- [Problem]: Lines of the listing below that contain the string "icons" are to be returned.

═════ Data shown ═════

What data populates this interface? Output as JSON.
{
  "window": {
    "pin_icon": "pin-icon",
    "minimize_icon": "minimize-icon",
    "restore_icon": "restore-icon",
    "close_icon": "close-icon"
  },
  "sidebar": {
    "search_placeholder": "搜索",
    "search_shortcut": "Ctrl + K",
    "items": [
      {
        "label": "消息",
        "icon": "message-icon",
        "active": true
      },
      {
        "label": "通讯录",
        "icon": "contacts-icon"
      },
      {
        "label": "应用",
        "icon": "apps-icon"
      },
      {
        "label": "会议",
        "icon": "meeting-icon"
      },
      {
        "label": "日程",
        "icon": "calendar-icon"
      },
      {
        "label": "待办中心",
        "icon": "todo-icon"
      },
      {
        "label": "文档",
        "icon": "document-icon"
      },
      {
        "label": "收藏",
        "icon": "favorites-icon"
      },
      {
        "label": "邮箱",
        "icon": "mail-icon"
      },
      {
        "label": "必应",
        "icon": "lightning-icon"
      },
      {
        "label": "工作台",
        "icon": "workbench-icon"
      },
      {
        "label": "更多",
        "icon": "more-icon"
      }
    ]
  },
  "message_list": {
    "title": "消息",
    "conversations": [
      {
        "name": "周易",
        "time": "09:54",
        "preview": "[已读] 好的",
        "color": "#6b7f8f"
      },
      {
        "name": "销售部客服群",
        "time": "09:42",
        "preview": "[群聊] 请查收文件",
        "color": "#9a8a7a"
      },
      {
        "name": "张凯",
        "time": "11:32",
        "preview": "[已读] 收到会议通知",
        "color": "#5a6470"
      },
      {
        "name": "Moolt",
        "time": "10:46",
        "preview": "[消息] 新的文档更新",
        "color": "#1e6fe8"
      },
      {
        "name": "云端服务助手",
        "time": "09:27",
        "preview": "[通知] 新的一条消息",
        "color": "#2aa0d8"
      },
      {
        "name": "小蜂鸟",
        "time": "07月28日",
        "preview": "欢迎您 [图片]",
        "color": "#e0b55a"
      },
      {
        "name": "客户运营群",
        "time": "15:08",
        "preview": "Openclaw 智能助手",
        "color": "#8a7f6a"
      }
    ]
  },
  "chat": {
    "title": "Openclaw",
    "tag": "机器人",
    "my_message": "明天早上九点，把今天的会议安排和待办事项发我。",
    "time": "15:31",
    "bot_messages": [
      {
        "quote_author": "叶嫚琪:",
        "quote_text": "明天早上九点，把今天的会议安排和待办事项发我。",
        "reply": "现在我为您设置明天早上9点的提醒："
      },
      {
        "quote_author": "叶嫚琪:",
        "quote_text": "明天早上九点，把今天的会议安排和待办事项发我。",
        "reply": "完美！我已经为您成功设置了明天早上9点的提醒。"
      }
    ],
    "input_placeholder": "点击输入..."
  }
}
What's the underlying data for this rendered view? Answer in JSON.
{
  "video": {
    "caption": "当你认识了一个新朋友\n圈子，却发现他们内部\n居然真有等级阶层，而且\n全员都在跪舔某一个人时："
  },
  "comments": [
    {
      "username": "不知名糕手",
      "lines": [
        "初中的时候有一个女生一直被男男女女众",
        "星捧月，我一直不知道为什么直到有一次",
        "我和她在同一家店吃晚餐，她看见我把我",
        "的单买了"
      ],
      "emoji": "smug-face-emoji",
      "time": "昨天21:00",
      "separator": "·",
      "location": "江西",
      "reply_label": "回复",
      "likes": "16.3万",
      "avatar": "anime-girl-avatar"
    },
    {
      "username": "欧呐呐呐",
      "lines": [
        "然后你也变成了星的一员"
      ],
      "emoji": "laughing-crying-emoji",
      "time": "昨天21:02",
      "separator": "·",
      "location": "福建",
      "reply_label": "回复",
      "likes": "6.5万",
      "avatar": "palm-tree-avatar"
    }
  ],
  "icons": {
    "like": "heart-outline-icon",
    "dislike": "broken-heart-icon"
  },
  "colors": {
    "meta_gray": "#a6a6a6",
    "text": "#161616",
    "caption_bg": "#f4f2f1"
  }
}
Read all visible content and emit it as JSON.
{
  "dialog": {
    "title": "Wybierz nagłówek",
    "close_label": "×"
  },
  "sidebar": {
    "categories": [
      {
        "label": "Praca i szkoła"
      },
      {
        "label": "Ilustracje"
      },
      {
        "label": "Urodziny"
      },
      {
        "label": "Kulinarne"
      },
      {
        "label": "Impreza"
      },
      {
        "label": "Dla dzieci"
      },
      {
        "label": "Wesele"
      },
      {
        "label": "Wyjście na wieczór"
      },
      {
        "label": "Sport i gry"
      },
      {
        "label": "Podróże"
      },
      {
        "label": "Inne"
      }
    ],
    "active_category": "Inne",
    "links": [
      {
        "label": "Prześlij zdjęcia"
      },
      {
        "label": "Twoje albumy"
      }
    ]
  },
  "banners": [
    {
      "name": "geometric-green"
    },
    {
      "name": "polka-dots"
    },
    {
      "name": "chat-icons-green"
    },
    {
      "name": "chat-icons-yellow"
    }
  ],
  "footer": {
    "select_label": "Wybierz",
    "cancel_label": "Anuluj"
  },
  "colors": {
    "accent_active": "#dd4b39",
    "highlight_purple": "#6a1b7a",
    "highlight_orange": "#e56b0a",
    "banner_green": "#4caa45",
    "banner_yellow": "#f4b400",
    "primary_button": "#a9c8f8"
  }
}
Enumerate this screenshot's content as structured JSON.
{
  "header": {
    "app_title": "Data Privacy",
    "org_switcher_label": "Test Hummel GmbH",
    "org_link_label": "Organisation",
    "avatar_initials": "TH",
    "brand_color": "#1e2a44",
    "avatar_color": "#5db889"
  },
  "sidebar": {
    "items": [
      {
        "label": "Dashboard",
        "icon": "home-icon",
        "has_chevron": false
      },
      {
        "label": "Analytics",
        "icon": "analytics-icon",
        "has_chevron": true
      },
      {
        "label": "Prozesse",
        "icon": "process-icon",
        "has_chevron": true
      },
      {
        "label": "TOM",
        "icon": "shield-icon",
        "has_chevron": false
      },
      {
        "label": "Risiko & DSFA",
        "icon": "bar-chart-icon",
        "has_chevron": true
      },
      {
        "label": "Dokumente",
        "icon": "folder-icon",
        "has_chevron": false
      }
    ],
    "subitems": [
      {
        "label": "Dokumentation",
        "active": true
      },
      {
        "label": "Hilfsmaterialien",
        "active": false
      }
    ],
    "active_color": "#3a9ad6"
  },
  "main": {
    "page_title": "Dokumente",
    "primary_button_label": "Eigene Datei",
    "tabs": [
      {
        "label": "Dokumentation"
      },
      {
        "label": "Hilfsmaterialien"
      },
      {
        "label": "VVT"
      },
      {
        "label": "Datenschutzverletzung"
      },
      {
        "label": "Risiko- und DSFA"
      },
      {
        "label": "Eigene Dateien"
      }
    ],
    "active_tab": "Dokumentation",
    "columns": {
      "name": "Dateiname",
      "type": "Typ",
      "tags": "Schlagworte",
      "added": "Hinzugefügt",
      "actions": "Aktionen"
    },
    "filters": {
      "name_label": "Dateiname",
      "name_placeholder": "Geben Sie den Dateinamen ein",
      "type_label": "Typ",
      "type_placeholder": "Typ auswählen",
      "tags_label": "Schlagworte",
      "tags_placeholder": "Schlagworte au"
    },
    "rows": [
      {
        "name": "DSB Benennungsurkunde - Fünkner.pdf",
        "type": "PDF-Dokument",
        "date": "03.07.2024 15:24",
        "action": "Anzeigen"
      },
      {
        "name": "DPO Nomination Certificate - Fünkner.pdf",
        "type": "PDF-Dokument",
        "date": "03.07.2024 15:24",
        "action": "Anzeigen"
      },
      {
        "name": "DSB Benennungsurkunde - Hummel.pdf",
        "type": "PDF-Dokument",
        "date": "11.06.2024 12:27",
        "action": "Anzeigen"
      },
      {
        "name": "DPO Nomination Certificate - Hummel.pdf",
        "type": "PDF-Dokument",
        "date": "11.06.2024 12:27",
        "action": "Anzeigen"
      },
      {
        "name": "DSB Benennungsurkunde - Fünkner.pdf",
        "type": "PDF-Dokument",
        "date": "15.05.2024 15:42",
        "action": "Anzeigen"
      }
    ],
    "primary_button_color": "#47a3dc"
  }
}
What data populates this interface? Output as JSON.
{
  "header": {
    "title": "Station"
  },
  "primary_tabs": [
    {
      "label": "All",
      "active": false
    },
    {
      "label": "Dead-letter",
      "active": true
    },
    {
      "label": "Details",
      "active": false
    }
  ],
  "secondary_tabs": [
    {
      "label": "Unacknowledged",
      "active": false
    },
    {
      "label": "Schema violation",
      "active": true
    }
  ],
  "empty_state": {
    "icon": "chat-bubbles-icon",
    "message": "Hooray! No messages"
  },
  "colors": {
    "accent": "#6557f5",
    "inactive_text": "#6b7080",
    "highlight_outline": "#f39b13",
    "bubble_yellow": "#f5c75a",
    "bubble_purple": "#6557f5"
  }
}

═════

- [Exercise result]:
  "icons": {
      "name": "chat-icons-green"
      "name": "chat-icons-yellow"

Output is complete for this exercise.